(Excerpts from an interface dataset)

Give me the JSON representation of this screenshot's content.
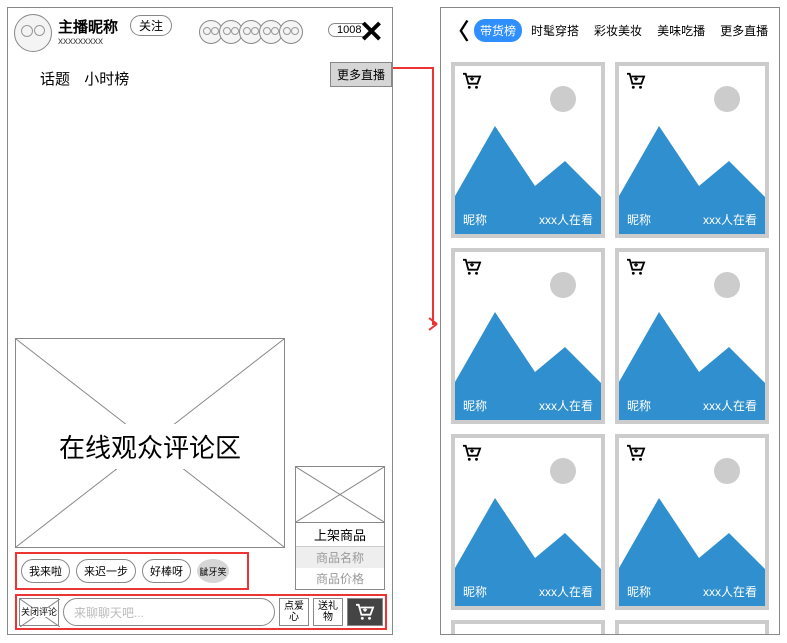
{
  "left": {
    "host_name": "主播昵称",
    "host_sub": "xxxxxxxxx",
    "follow": "关注",
    "count": "1008",
    "topic1": "话题",
    "topic2": "小时榜",
    "more_live": "更多直播",
    "comments_area": "在线观众评论区",
    "product_label": "上架商品",
    "product_name": "商品名称",
    "product_price": "商品价格",
    "chip1": "我来啦",
    "chip2": "来迟一步",
    "chip3": "好棒呀",
    "chip4": "龇牙笑",
    "close_comment": "关闭评论",
    "chat_placeholder": "来聊聊天吧...",
    "heart_btn": "点爱心",
    "gift_btn": "送礼物"
  },
  "right": {
    "tabs": [
      "带货榜",
      "时髦穿搭",
      "彩妆美妆",
      "美味吃播",
      "更多直播"
    ],
    "nickname": "昵称",
    "watching": "xxx人在看"
  }
}
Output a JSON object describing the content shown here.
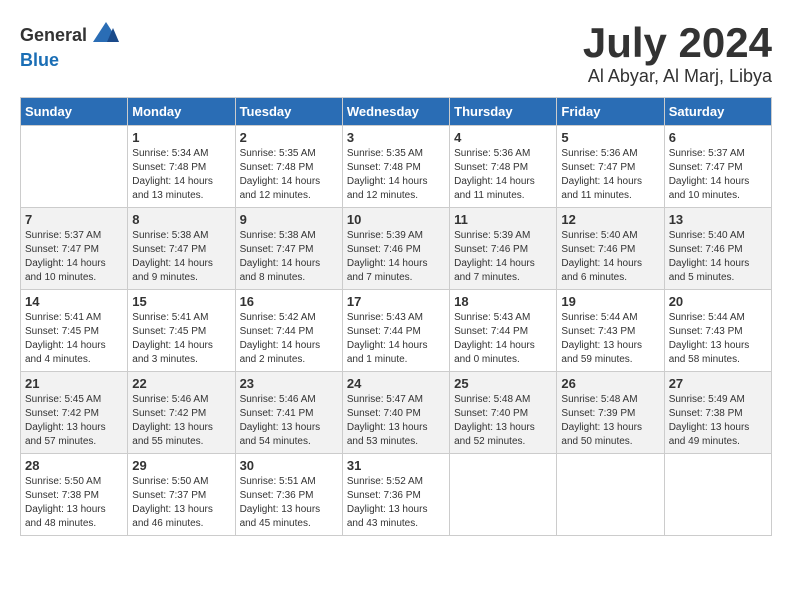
{
  "header": {
    "logo_general": "General",
    "logo_blue": "Blue",
    "month": "July 2024",
    "location": "Al Abyar, Al Marj, Libya"
  },
  "calendar": {
    "days_of_week": [
      "Sunday",
      "Monday",
      "Tuesday",
      "Wednesday",
      "Thursday",
      "Friday",
      "Saturday"
    ],
    "weeks": [
      [
        {
          "day": "",
          "sunrise": "",
          "sunset": "",
          "daylight": ""
        },
        {
          "day": "1",
          "sunrise": "Sunrise: 5:34 AM",
          "sunset": "Sunset: 7:48 PM",
          "daylight": "Daylight: 14 hours and 13 minutes."
        },
        {
          "day": "2",
          "sunrise": "Sunrise: 5:35 AM",
          "sunset": "Sunset: 7:48 PM",
          "daylight": "Daylight: 14 hours and 12 minutes."
        },
        {
          "day": "3",
          "sunrise": "Sunrise: 5:35 AM",
          "sunset": "Sunset: 7:48 PM",
          "daylight": "Daylight: 14 hours and 12 minutes."
        },
        {
          "day": "4",
          "sunrise": "Sunrise: 5:36 AM",
          "sunset": "Sunset: 7:48 PM",
          "daylight": "Daylight: 14 hours and 11 minutes."
        },
        {
          "day": "5",
          "sunrise": "Sunrise: 5:36 AM",
          "sunset": "Sunset: 7:47 PM",
          "daylight": "Daylight: 14 hours and 11 minutes."
        },
        {
          "day": "6",
          "sunrise": "Sunrise: 5:37 AM",
          "sunset": "Sunset: 7:47 PM",
          "daylight": "Daylight: 14 hours and 10 minutes."
        }
      ],
      [
        {
          "day": "7",
          "sunrise": "Sunrise: 5:37 AM",
          "sunset": "Sunset: 7:47 PM",
          "daylight": "Daylight: 14 hours and 10 minutes."
        },
        {
          "day": "8",
          "sunrise": "Sunrise: 5:38 AM",
          "sunset": "Sunset: 7:47 PM",
          "daylight": "Daylight: 14 hours and 9 minutes."
        },
        {
          "day": "9",
          "sunrise": "Sunrise: 5:38 AM",
          "sunset": "Sunset: 7:47 PM",
          "daylight": "Daylight: 14 hours and 8 minutes."
        },
        {
          "day": "10",
          "sunrise": "Sunrise: 5:39 AM",
          "sunset": "Sunset: 7:46 PM",
          "daylight": "Daylight: 14 hours and 7 minutes."
        },
        {
          "day": "11",
          "sunrise": "Sunrise: 5:39 AM",
          "sunset": "Sunset: 7:46 PM",
          "daylight": "Daylight: 14 hours and 7 minutes."
        },
        {
          "day": "12",
          "sunrise": "Sunrise: 5:40 AM",
          "sunset": "Sunset: 7:46 PM",
          "daylight": "Daylight: 14 hours and 6 minutes."
        },
        {
          "day": "13",
          "sunrise": "Sunrise: 5:40 AM",
          "sunset": "Sunset: 7:46 PM",
          "daylight": "Daylight: 14 hours and 5 minutes."
        }
      ],
      [
        {
          "day": "14",
          "sunrise": "Sunrise: 5:41 AM",
          "sunset": "Sunset: 7:45 PM",
          "daylight": "Daylight: 14 hours and 4 minutes."
        },
        {
          "day": "15",
          "sunrise": "Sunrise: 5:41 AM",
          "sunset": "Sunset: 7:45 PM",
          "daylight": "Daylight: 14 hours and 3 minutes."
        },
        {
          "day": "16",
          "sunrise": "Sunrise: 5:42 AM",
          "sunset": "Sunset: 7:44 PM",
          "daylight": "Daylight: 14 hours and 2 minutes."
        },
        {
          "day": "17",
          "sunrise": "Sunrise: 5:43 AM",
          "sunset": "Sunset: 7:44 PM",
          "daylight": "Daylight: 14 hours and 1 minute."
        },
        {
          "day": "18",
          "sunrise": "Sunrise: 5:43 AM",
          "sunset": "Sunset: 7:44 PM",
          "daylight": "Daylight: 14 hours and 0 minutes."
        },
        {
          "day": "19",
          "sunrise": "Sunrise: 5:44 AM",
          "sunset": "Sunset: 7:43 PM",
          "daylight": "Daylight: 13 hours and 59 minutes."
        },
        {
          "day": "20",
          "sunrise": "Sunrise: 5:44 AM",
          "sunset": "Sunset: 7:43 PM",
          "daylight": "Daylight: 13 hours and 58 minutes."
        }
      ],
      [
        {
          "day": "21",
          "sunrise": "Sunrise: 5:45 AM",
          "sunset": "Sunset: 7:42 PM",
          "daylight": "Daylight: 13 hours and 57 minutes."
        },
        {
          "day": "22",
          "sunrise": "Sunrise: 5:46 AM",
          "sunset": "Sunset: 7:42 PM",
          "daylight": "Daylight: 13 hours and 55 minutes."
        },
        {
          "day": "23",
          "sunrise": "Sunrise: 5:46 AM",
          "sunset": "Sunset: 7:41 PM",
          "daylight": "Daylight: 13 hours and 54 minutes."
        },
        {
          "day": "24",
          "sunrise": "Sunrise: 5:47 AM",
          "sunset": "Sunset: 7:40 PM",
          "daylight": "Daylight: 13 hours and 53 minutes."
        },
        {
          "day": "25",
          "sunrise": "Sunrise: 5:48 AM",
          "sunset": "Sunset: 7:40 PM",
          "daylight": "Daylight: 13 hours and 52 minutes."
        },
        {
          "day": "26",
          "sunrise": "Sunrise: 5:48 AM",
          "sunset": "Sunset: 7:39 PM",
          "daylight": "Daylight: 13 hours and 50 minutes."
        },
        {
          "day": "27",
          "sunrise": "Sunrise: 5:49 AM",
          "sunset": "Sunset: 7:38 PM",
          "daylight": "Daylight: 13 hours and 49 minutes."
        }
      ],
      [
        {
          "day": "28",
          "sunrise": "Sunrise: 5:50 AM",
          "sunset": "Sunset: 7:38 PM",
          "daylight": "Daylight: 13 hours and 48 minutes."
        },
        {
          "day": "29",
          "sunrise": "Sunrise: 5:50 AM",
          "sunset": "Sunset: 7:37 PM",
          "daylight": "Daylight: 13 hours and 46 minutes."
        },
        {
          "day": "30",
          "sunrise": "Sunrise: 5:51 AM",
          "sunset": "Sunset: 7:36 PM",
          "daylight": "Daylight: 13 hours and 45 minutes."
        },
        {
          "day": "31",
          "sunrise": "Sunrise: 5:52 AM",
          "sunset": "Sunset: 7:36 PM",
          "daylight": "Daylight: 13 hours and 43 minutes."
        },
        {
          "day": "",
          "sunrise": "",
          "sunset": "",
          "daylight": ""
        },
        {
          "day": "",
          "sunrise": "",
          "sunset": "",
          "daylight": ""
        },
        {
          "day": "",
          "sunrise": "",
          "sunset": "",
          "daylight": ""
        }
      ]
    ]
  }
}
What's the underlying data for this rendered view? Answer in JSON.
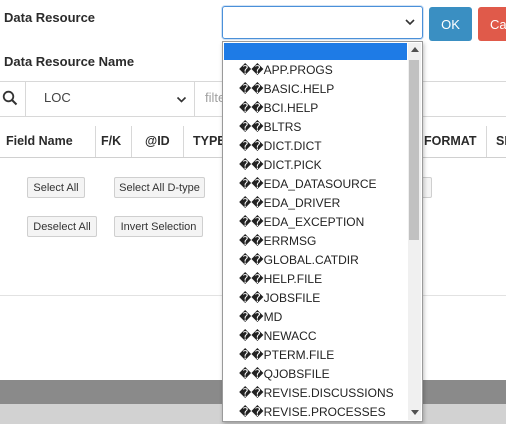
{
  "form": {
    "data_resource_label": "Data Resource",
    "data_resource_name_label": "Data Resource Name",
    "ok_label": "OK",
    "cancel_label": "Ca"
  },
  "search": {
    "column_select_value": "LOC",
    "filter_placeholder": "filte"
  },
  "table": {
    "headers": [
      "Field Name",
      "F/K",
      "@ID",
      "TYPE",
      "FORMAT",
      "SI"
    ]
  },
  "actions": {
    "select_all": "Select All",
    "select_all_dtype": "Select All D-type",
    "deselect_all": "Deselect All",
    "invert_selection": "Invert Selection"
  },
  "dropdown": {
    "options": [
      "",
      "��APP.PROGS",
      "��BASIC.HELP",
      "��BCI.HELP",
      "��BLTRS",
      "��DICT.DICT",
      "��DICT.PICK",
      "��EDA_DATASOURCE",
      "��EDA_DRIVER",
      "��EDA_EXCEPTION",
      "��ERRMSG",
      "��GLOBAL.CATDIR",
      "��HELP.FILE",
      "��JOBSFILE",
      "��MD",
      "��NEWACC",
      "��PTERM.FILE",
      "��QJOBSFILE",
      "��REVISE.DISCUSSIONS",
      "��REVISE.PROCESSES"
    ]
  },
  "colors": {
    "accent_blue": "#3a8fc2",
    "cancel_red": "#e05a4a",
    "highlight": "#1e7be6"
  }
}
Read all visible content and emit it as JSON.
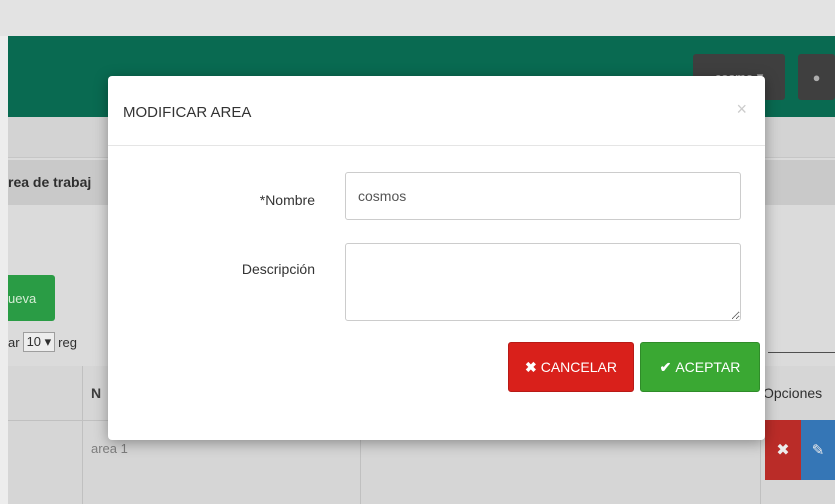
{
  "header": {
    "user_menu_label": "cosmo",
    "tag_icon": "tag-icon",
    "accent_color": "#0a7358"
  },
  "page": {
    "title": "rea de trabaj",
    "new_button_label": "ueva",
    "show_prefix": "ar",
    "show_count": "10",
    "show_suffix": "reg"
  },
  "table": {
    "headers": {
      "name": "N",
      "options": "Opciones"
    },
    "rows": [
      {
        "name": "area 1"
      }
    ]
  },
  "modal": {
    "title": "MODIFICAR AREA",
    "close_symbol": "×",
    "fields": {
      "nombre_label": "*Nombre",
      "nombre_value": "cosmos",
      "descripcion_label": "Descripción",
      "descripcion_value": ""
    },
    "buttons": {
      "cancel_icon": "✖",
      "cancel_label": "CANCELAR",
      "accept_icon": "✔",
      "accept_label": "ACEPTAR"
    }
  }
}
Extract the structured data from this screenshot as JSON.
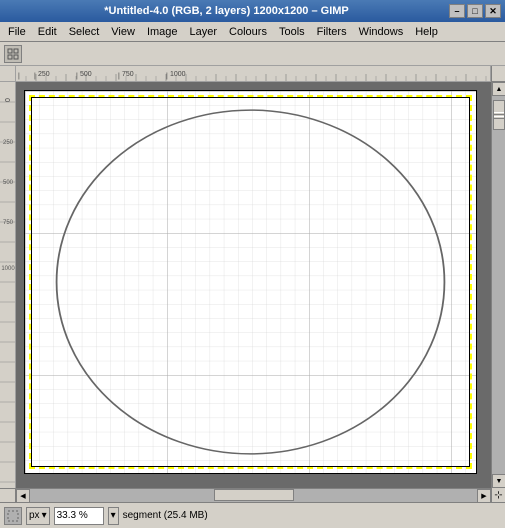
{
  "titlebar": {
    "title": "*Untitled-4.0 (RGB, 2 layers) 1200x1200 – GIMP",
    "minimize_label": "–",
    "maximize_label": "□",
    "close_label": "✕"
  },
  "menubar": {
    "items": [
      {
        "label": "File"
      },
      {
        "label": "Edit"
      },
      {
        "label": "Select"
      },
      {
        "label": "View"
      },
      {
        "label": "Image"
      },
      {
        "label": "Layer"
      },
      {
        "label": "Colours"
      },
      {
        "label": "Tools"
      },
      {
        "label": "Filters"
      },
      {
        "label": "Windows"
      },
      {
        "label": "Help"
      }
    ]
  },
  "statusbar": {
    "unit": "px",
    "zoom": "33.3 %",
    "info": "segment (25.4 MB)"
  },
  "canvas": {
    "grid_color": "#c8c8c8",
    "selection_color": "#ffff00",
    "circle_color": "#555555",
    "background": "#ffffff"
  },
  "scrollbar": {
    "up_arrow": "▲",
    "down_arrow": "▼",
    "left_arrow": "◀",
    "right_arrow": "▶",
    "resize_icon": "⊹"
  }
}
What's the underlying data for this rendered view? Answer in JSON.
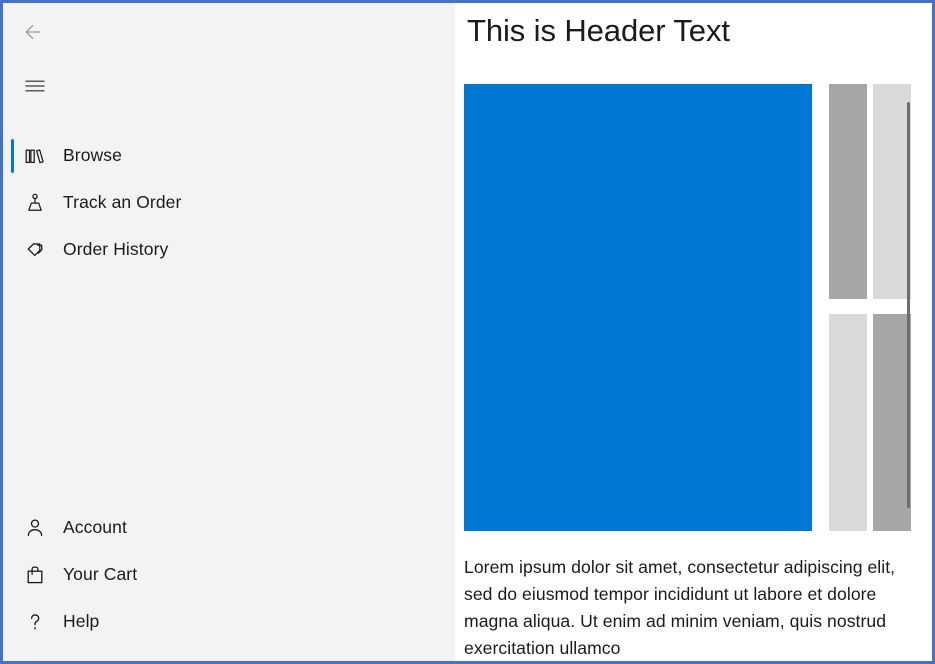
{
  "window": {
    "frame_color": "#4472c4"
  },
  "nav": {
    "back_icon": "back-arrow-icon",
    "menu_icon": "hamburger-menu-icon",
    "accent_color": "#0078d7",
    "background_color": "#f3f3f3",
    "primary_items": [
      {
        "label": "Browse",
        "icon": "books-icon",
        "selected": true
      },
      {
        "label": "Track an Order",
        "icon": "package-person-icon",
        "selected": false
      },
      {
        "label": "Order History",
        "icon": "tags-icon",
        "selected": false
      }
    ],
    "footer_items": [
      {
        "label": "Account",
        "icon": "person-icon",
        "selected": false
      },
      {
        "label": "Your Cart",
        "icon": "shopping-bag-icon",
        "selected": false
      },
      {
        "label": "Help",
        "icon": "question-mark-icon",
        "selected": false
      }
    ]
  },
  "content": {
    "header": "This is Header Text",
    "gallery": {
      "hero_color": "#0078d4",
      "blocks": [
        {
          "name": "hero-image-placeholder",
          "color": "#0078d4"
        },
        {
          "name": "thumbnail-placeholder-top-1",
          "color": "#a6a6a6"
        },
        {
          "name": "thumbnail-placeholder-top-2",
          "color": "#d9d9d9"
        },
        {
          "name": "thumbnail-placeholder-bottom-1",
          "color": "#d9d9d9"
        },
        {
          "name": "thumbnail-placeholder-bottom-2",
          "color": "#a6a6a6"
        }
      ]
    },
    "body_text": "Lorem ipsum dolor sit amet, consectetur adipiscing elit, sed do eiusmod tempor incididunt ut labore et dolore magna aliqua. Ut enim ad minim veniam, quis nostrud exercitation ullamco"
  }
}
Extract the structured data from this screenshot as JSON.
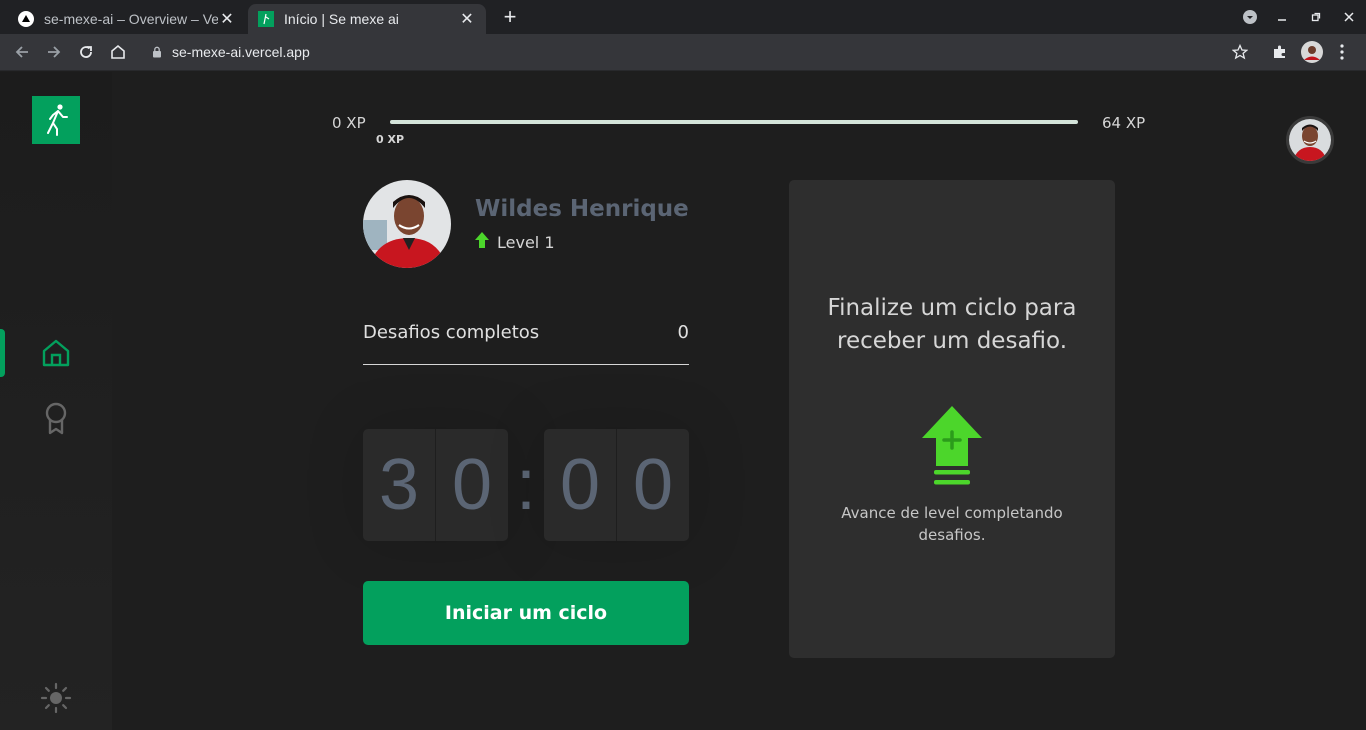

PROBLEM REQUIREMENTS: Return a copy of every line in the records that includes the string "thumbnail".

THE COMPLETED TASK:
          "name": "thumbnail-placeholder-top-1",
          "name": "thumbnail-placeholder-top-2",
          "name": "thumbnail-placeholder-bottom-1",
          "name": "thumbnail-placeholder-bottom-2",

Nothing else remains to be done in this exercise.